Start of Data under study

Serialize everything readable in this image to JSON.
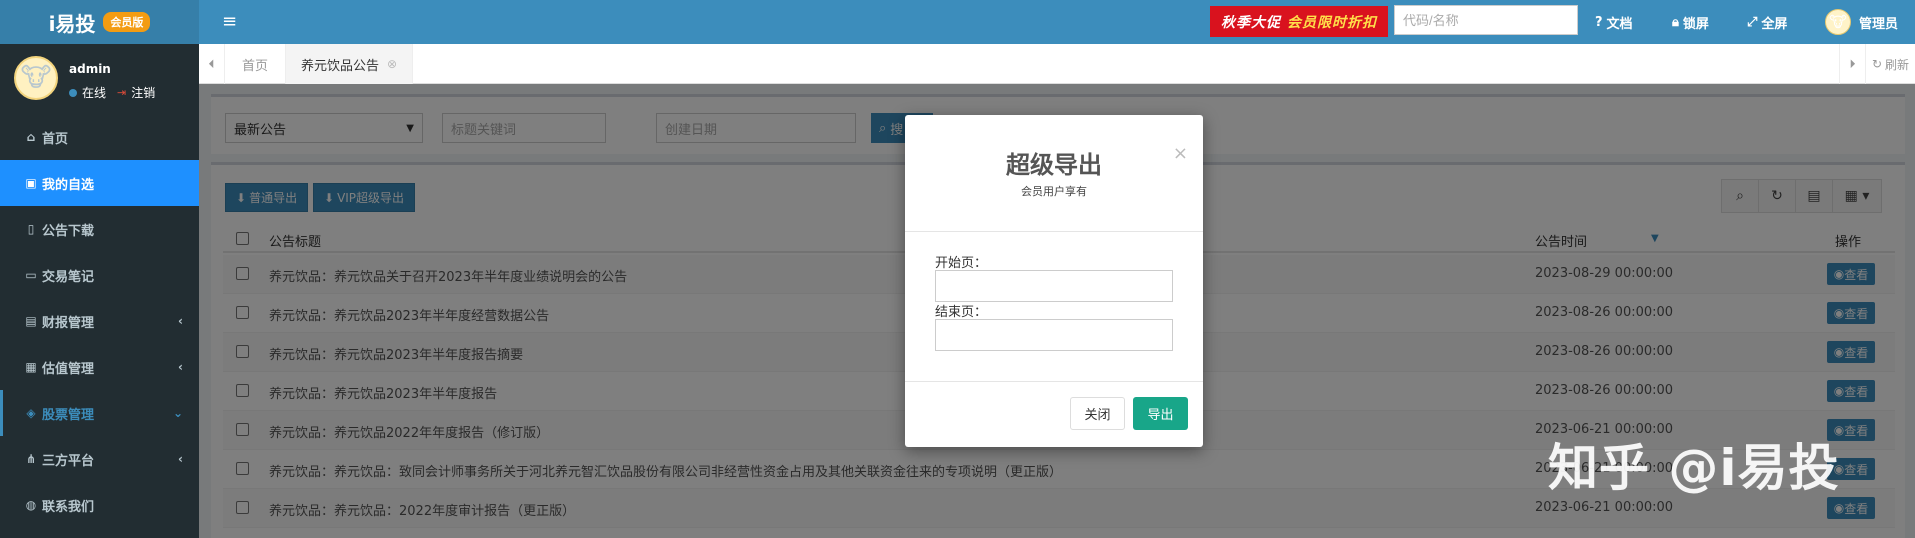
{
  "app": {
    "logo_text": "i易投",
    "logo_badge": "会员版",
    "promo_main": "秋季大促",
    "promo_accent": "会员限时折扣",
    "search_placeholder": "代码/名称",
    "nav_docs": "文档",
    "nav_lock": "锁屏",
    "nav_fullscreen": "全屏",
    "nav_user": "管理员"
  },
  "sidebar": {
    "user": {
      "name": "admin",
      "status": "在线",
      "logout": "注销"
    },
    "items": [
      {
        "label": "首页",
        "icon": "home-icon"
      },
      {
        "label": "我的自选",
        "icon": "bookmark-icon",
        "active": true
      },
      {
        "label": "公告下载",
        "icon": "map-icon"
      },
      {
        "label": "交易笔记",
        "icon": "folder-icon"
      },
      {
        "label": "财报管理",
        "icon": "book-icon",
        "arrow": "‹"
      },
      {
        "label": "估值管理",
        "icon": "calculator-icon",
        "arrow": "‹"
      },
      {
        "label": "股票管理",
        "icon": "cube-icon",
        "arrow": "⌄",
        "open": true
      },
      {
        "label": "三方平台",
        "icon": "share-icon",
        "arrow": "‹"
      },
      {
        "label": "联系我们",
        "icon": "chat-icon"
      }
    ]
  },
  "tabs": [
    {
      "label": "首页"
    },
    {
      "label": "养元饮品公告",
      "active": true
    }
  ],
  "tabs_refresh": "刷新",
  "filters": {
    "type_value": "最新公告",
    "keyword_placeholder": "标题关键词",
    "date_placeholder": "创建日期",
    "search_label": "搜"
  },
  "toolbar": {
    "normal_export": "普通导出",
    "vip_export": "VIP超级导出"
  },
  "table": {
    "col_title": "公告标题",
    "col_time": "公告时间",
    "col_action": "操作",
    "view_label": "查看",
    "rows": [
      {
        "title": "养元饮品：养元饮品关于召开2023年半年度业绩说明会的公告",
        "time": "2023-08-29 00:00:00"
      },
      {
        "title": "养元饮品：养元饮品2023年半年度经营数据公告",
        "time": "2023-08-26 00:00:00"
      },
      {
        "title": "养元饮品：养元饮品2023年半年度报告摘要",
        "time": "2023-08-26 00:00:00"
      },
      {
        "title": "养元饮品：养元饮品2023年半年度报告",
        "time": "2023-08-26 00:00:00"
      },
      {
        "title": "养元饮品：养元饮品2022年年度报告（修订版）",
        "time": "2023-06-21 00:00:00"
      },
      {
        "title": "养元饮品：养元饮品：致同会计师事务所关于河北养元智汇饮品股份有限公司非经营性资金占用及其他关联资金往来的专项说明（更正版）",
        "time": "2023-06-21 00:00:00"
      },
      {
        "title": "养元饮品：养元饮品：2022年度审计报告（更正版）",
        "time": "2023-06-21 00:00:00"
      }
    ]
  },
  "modal": {
    "title": "超级导出",
    "subtitle": "会员用户享有",
    "start_label": "开始页：",
    "end_label": "结束页：",
    "close_label": "关闭",
    "export_label": "导出"
  },
  "watermark": "知乎 @i易投"
}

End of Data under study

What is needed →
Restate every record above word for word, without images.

Response for this exercise →
Serialize everything readable in this image to JSON.
{
  "app": {
    "logo_text": "i易投",
    "logo_badge": "会员版",
    "promo_main": "秋季大促",
    "promo_accent": "会员限时折扣",
    "search_placeholder": "代码/名称",
    "nav_docs": "文档",
    "nav_lock": "锁屏",
    "nav_fullscreen": "全屏",
    "nav_user": "管理员"
  },
  "sidebar": {
    "user": {
      "name": "admin",
      "status": "在线",
      "logout": "注销"
    },
    "items": [
      {
        "label": "首页",
        "icon": "home-icon"
      },
      {
        "label": "我的自选",
        "icon": "bookmark-icon",
        "active": true
      },
      {
        "label": "公告下载",
        "icon": "map-icon"
      },
      {
        "label": "交易笔记",
        "icon": "folder-icon"
      },
      {
        "label": "财报管理",
        "icon": "book-icon",
        "arrow": "‹"
      },
      {
        "label": "估值管理",
        "icon": "calculator-icon",
        "arrow": "‹"
      },
      {
        "label": "股票管理",
        "icon": "cube-icon",
        "arrow": "⌄",
        "open": true
      },
      {
        "label": "三方平台",
        "icon": "share-icon",
        "arrow": "‹"
      },
      {
        "label": "联系我们",
        "icon": "chat-icon"
      }
    ]
  },
  "tabs": [
    {
      "label": "首页"
    },
    {
      "label": "养元饮品公告",
      "active": true
    }
  ],
  "tabs_refresh": "刷新",
  "filters": {
    "type_value": "最新公告",
    "keyword_placeholder": "标题关键词",
    "date_placeholder": "创建日期",
    "search_label": "搜"
  },
  "toolbar": {
    "normal_export": "普通导出",
    "vip_export": "VIP超级导出"
  },
  "table": {
    "col_title": "公告标题",
    "col_time": "公告时间",
    "col_action": "操作",
    "view_label": "查看",
    "rows": [
      {
        "title": "养元饮品：养元饮品关于召开2023年半年度业绩说明会的公告",
        "time": "2023-08-29 00:00:00"
      },
      {
        "title": "养元饮品：养元饮品2023年半年度经营数据公告",
        "time": "2023-08-26 00:00:00"
      },
      {
        "title": "养元饮品：养元饮品2023年半年度报告摘要",
        "time": "2023-08-26 00:00:00"
      },
      {
        "title": "养元饮品：养元饮品2023年半年度报告",
        "time": "2023-08-26 00:00:00"
      },
      {
        "title": "养元饮品：养元饮品2022年年度报告（修订版）",
        "time": "2023-06-21 00:00:00"
      },
      {
        "title": "养元饮品：养元饮品：致同会计师事务所关于河北养元智汇饮品股份有限公司非经营性资金占用及其他关联资金往来的专项说明（更正版）",
        "time": "2023-06-21 00:00:00"
      },
      {
        "title": "养元饮品：养元饮品：2022年度审计报告（更正版）",
        "time": "2023-06-21 00:00:00"
      }
    ]
  },
  "modal": {
    "title": "超级导出",
    "subtitle": "会员用户享有",
    "start_label": "开始页：",
    "end_label": "结束页：",
    "close_label": "关闭",
    "export_label": "导出"
  },
  "watermark": "知乎 @i易投"
}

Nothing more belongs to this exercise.